Every entry must be given again exactly as it is written.

(LISTED ENTRIES Opens)

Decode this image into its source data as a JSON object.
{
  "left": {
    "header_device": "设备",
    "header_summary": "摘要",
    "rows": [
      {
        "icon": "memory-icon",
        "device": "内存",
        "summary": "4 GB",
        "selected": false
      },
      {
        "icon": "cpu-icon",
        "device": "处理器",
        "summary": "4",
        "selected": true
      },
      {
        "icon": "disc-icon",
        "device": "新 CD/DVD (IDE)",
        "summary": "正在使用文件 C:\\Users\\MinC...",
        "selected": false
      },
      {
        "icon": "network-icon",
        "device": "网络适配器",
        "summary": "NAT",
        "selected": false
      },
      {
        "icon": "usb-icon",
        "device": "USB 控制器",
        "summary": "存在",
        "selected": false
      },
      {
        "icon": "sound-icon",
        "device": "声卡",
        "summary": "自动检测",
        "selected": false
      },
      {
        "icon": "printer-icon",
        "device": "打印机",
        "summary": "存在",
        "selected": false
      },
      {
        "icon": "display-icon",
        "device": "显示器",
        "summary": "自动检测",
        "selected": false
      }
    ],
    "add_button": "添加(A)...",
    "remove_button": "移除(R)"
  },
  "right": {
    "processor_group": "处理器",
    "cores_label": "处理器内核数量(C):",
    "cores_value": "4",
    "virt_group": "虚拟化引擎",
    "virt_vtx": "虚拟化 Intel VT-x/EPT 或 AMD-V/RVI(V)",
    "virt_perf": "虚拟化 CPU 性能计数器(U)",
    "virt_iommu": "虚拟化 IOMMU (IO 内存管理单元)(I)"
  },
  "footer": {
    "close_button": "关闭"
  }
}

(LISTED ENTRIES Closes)

▶ **TASK SOLUTION**:
Decode this image into its source data as a JSON object.
{
  "left": {
    "header_device": "设备",
    "header_summary": "摘要",
    "rows": [
      {
        "icon": "memory-icon",
        "device": "内存",
        "summary": "4 GB",
        "selected": false
      },
      {
        "icon": "cpu-icon",
        "device": "处理器",
        "summary": "4",
        "selected": true
      },
      {
        "icon": "disc-icon",
        "device": "新 CD/DVD (IDE)",
        "summary": "正在使用文件 C:\\Users\\MinC...",
        "selected": false
      },
      {
        "icon": "network-icon",
        "device": "网络适配器",
        "summary": "NAT",
        "selected": false
      },
      {
        "icon": "usb-icon",
        "device": "USB 控制器",
        "summary": "存在",
        "selected": false
      },
      {
        "icon": "sound-icon",
        "device": "声卡",
        "summary": "自动检测",
        "selected": false
      },
      {
        "icon": "printer-icon",
        "device": "打印机",
        "summary": "存在",
        "selected": false
      },
      {
        "icon": "display-icon",
        "device": "显示器",
        "summary": "自动检测",
        "selected": false
      }
    ],
    "add_button": "添加(A)...",
    "remove_button": "移除(R)"
  },
  "right": {
    "processor_group": "处理器",
    "cores_label": "处理器内核数量(C):",
    "cores_value": "4",
    "virt_group": "虚拟化引擎",
    "virt_vtx": "虚拟化 Intel VT-x/EPT 或 AMD-V/RVI(V)",
    "virt_perf": "虚拟化 CPU 性能计数器(U)",
    "virt_iommu": "虚拟化 IOMMU (IO 内存管理单元)(I)"
  },
  "footer": {
    "close_button": "关闭"
  }
}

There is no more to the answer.